Reproduce all records word for word.

#### Dataset records

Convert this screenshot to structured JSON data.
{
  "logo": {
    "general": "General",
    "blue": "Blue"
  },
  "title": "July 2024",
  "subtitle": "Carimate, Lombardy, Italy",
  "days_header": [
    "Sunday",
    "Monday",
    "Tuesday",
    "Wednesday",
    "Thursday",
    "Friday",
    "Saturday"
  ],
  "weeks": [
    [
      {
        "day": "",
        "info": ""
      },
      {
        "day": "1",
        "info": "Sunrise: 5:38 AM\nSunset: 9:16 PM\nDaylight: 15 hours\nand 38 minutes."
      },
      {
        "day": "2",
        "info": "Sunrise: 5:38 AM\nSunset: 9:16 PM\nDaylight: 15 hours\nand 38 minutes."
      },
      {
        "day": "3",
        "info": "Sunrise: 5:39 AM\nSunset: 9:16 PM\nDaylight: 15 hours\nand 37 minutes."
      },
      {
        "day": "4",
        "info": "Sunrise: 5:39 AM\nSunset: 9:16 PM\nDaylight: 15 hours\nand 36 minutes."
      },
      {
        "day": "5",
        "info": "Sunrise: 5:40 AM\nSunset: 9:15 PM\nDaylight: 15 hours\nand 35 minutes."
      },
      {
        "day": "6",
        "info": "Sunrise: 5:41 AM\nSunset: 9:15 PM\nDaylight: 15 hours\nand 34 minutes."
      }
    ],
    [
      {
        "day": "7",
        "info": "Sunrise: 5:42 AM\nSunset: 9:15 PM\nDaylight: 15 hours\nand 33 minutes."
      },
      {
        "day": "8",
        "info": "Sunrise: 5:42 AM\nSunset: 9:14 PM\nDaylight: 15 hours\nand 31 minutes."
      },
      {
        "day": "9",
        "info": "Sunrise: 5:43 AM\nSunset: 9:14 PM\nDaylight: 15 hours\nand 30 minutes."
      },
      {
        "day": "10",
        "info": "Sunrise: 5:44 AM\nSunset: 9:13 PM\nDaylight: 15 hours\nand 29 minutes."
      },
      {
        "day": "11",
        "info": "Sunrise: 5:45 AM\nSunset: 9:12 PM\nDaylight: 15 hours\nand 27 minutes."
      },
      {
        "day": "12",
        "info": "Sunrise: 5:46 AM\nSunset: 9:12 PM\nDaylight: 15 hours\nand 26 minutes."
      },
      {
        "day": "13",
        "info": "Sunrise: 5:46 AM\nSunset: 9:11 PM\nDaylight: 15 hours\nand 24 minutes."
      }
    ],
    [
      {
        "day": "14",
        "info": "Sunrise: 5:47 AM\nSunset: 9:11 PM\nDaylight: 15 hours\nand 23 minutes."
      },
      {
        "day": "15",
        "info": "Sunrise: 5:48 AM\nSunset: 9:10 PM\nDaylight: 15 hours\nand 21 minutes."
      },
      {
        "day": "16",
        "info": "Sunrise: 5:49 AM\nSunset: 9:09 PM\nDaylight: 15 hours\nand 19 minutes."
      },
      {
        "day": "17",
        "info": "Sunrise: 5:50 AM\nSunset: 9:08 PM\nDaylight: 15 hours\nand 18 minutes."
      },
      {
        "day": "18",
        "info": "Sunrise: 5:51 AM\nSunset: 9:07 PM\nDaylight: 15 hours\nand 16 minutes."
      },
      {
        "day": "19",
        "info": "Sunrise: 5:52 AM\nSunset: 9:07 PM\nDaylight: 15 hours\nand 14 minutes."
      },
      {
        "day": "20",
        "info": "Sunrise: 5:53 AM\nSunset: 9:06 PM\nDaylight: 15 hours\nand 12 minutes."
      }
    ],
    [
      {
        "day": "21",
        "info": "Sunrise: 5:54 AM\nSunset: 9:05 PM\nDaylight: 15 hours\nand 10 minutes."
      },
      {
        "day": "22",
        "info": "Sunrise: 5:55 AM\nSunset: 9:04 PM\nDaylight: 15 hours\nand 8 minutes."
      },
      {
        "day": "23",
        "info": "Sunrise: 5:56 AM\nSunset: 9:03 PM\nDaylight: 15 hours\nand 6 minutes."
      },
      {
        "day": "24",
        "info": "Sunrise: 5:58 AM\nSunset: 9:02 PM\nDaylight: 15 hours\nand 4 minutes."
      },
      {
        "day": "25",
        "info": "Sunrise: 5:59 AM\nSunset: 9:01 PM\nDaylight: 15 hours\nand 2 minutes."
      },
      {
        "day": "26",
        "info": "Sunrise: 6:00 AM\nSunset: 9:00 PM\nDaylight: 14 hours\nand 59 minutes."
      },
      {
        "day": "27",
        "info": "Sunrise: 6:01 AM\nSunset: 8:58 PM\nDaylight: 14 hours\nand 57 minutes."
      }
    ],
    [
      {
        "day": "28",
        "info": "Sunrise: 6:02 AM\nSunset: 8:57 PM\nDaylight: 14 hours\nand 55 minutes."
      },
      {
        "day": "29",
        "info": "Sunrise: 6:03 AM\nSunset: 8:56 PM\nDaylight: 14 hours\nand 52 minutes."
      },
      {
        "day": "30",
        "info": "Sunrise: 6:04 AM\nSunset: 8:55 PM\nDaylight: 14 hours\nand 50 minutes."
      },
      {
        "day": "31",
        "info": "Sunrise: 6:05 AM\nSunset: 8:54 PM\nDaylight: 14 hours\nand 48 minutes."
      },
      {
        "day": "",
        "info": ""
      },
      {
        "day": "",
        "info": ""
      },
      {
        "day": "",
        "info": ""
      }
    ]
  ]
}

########

[Result of the task]
Convert this screenshot to structured JSON data.
{
  "logo": {
    "general": "General",
    "blue": "Blue"
  },
  "title": "July 2024",
  "subtitle": "Carimate, Lombardy, Italy",
  "days_header": [
    "Sunday",
    "Monday",
    "Tuesday",
    "Wednesday",
    "Thursday",
    "Friday",
    "Saturday"
  ],
  "weeks": [
    [
      {
        "day": "",
        "info": ""
      },
      {
        "day": "1",
        "info": "Sunrise: 5:38 AM\nSunset: 9:16 PM\nDaylight: 15 hours\nand 38 minutes."
      },
      {
        "day": "2",
        "info": "Sunrise: 5:38 AM\nSunset: 9:16 PM\nDaylight: 15 hours\nand 38 minutes."
      },
      {
        "day": "3",
        "info": "Sunrise: 5:39 AM\nSunset: 9:16 PM\nDaylight: 15 hours\nand 37 minutes."
      },
      {
        "day": "4",
        "info": "Sunrise: 5:39 AM\nSunset: 9:16 PM\nDaylight: 15 hours\nand 36 minutes."
      },
      {
        "day": "5",
        "info": "Sunrise: 5:40 AM\nSunset: 9:15 PM\nDaylight: 15 hours\nand 35 minutes."
      },
      {
        "day": "6",
        "info": "Sunrise: 5:41 AM\nSunset: 9:15 PM\nDaylight: 15 hours\nand 34 minutes."
      }
    ],
    [
      {
        "day": "7",
        "info": "Sunrise: 5:42 AM\nSunset: 9:15 PM\nDaylight: 15 hours\nand 33 minutes."
      },
      {
        "day": "8",
        "info": "Sunrise: 5:42 AM\nSunset: 9:14 PM\nDaylight: 15 hours\nand 31 minutes."
      },
      {
        "day": "9",
        "info": "Sunrise: 5:43 AM\nSunset: 9:14 PM\nDaylight: 15 hours\nand 30 minutes."
      },
      {
        "day": "10",
        "info": "Sunrise: 5:44 AM\nSunset: 9:13 PM\nDaylight: 15 hours\nand 29 minutes."
      },
      {
        "day": "11",
        "info": "Sunrise: 5:45 AM\nSunset: 9:12 PM\nDaylight: 15 hours\nand 27 minutes."
      },
      {
        "day": "12",
        "info": "Sunrise: 5:46 AM\nSunset: 9:12 PM\nDaylight: 15 hours\nand 26 minutes."
      },
      {
        "day": "13",
        "info": "Sunrise: 5:46 AM\nSunset: 9:11 PM\nDaylight: 15 hours\nand 24 minutes."
      }
    ],
    [
      {
        "day": "14",
        "info": "Sunrise: 5:47 AM\nSunset: 9:11 PM\nDaylight: 15 hours\nand 23 minutes."
      },
      {
        "day": "15",
        "info": "Sunrise: 5:48 AM\nSunset: 9:10 PM\nDaylight: 15 hours\nand 21 minutes."
      },
      {
        "day": "16",
        "info": "Sunrise: 5:49 AM\nSunset: 9:09 PM\nDaylight: 15 hours\nand 19 minutes."
      },
      {
        "day": "17",
        "info": "Sunrise: 5:50 AM\nSunset: 9:08 PM\nDaylight: 15 hours\nand 18 minutes."
      },
      {
        "day": "18",
        "info": "Sunrise: 5:51 AM\nSunset: 9:07 PM\nDaylight: 15 hours\nand 16 minutes."
      },
      {
        "day": "19",
        "info": "Sunrise: 5:52 AM\nSunset: 9:07 PM\nDaylight: 15 hours\nand 14 minutes."
      },
      {
        "day": "20",
        "info": "Sunrise: 5:53 AM\nSunset: 9:06 PM\nDaylight: 15 hours\nand 12 minutes."
      }
    ],
    [
      {
        "day": "21",
        "info": "Sunrise: 5:54 AM\nSunset: 9:05 PM\nDaylight: 15 hours\nand 10 minutes."
      },
      {
        "day": "22",
        "info": "Sunrise: 5:55 AM\nSunset: 9:04 PM\nDaylight: 15 hours\nand 8 minutes."
      },
      {
        "day": "23",
        "info": "Sunrise: 5:56 AM\nSunset: 9:03 PM\nDaylight: 15 hours\nand 6 minutes."
      },
      {
        "day": "24",
        "info": "Sunrise: 5:58 AM\nSunset: 9:02 PM\nDaylight: 15 hours\nand 4 minutes."
      },
      {
        "day": "25",
        "info": "Sunrise: 5:59 AM\nSunset: 9:01 PM\nDaylight: 15 hours\nand 2 minutes."
      },
      {
        "day": "26",
        "info": "Sunrise: 6:00 AM\nSunset: 9:00 PM\nDaylight: 14 hours\nand 59 minutes."
      },
      {
        "day": "27",
        "info": "Sunrise: 6:01 AM\nSunset: 8:58 PM\nDaylight: 14 hours\nand 57 minutes."
      }
    ],
    [
      {
        "day": "28",
        "info": "Sunrise: 6:02 AM\nSunset: 8:57 PM\nDaylight: 14 hours\nand 55 minutes."
      },
      {
        "day": "29",
        "info": "Sunrise: 6:03 AM\nSunset: 8:56 PM\nDaylight: 14 hours\nand 52 minutes."
      },
      {
        "day": "30",
        "info": "Sunrise: 6:04 AM\nSunset: 8:55 PM\nDaylight: 14 hours\nand 50 minutes."
      },
      {
        "day": "31",
        "info": "Sunrise: 6:05 AM\nSunset: 8:54 PM\nDaylight: 14 hours\nand 48 minutes."
      },
      {
        "day": "",
        "info": ""
      },
      {
        "day": "",
        "info": ""
      },
      {
        "day": "",
        "info": ""
      }
    ]
  ]
}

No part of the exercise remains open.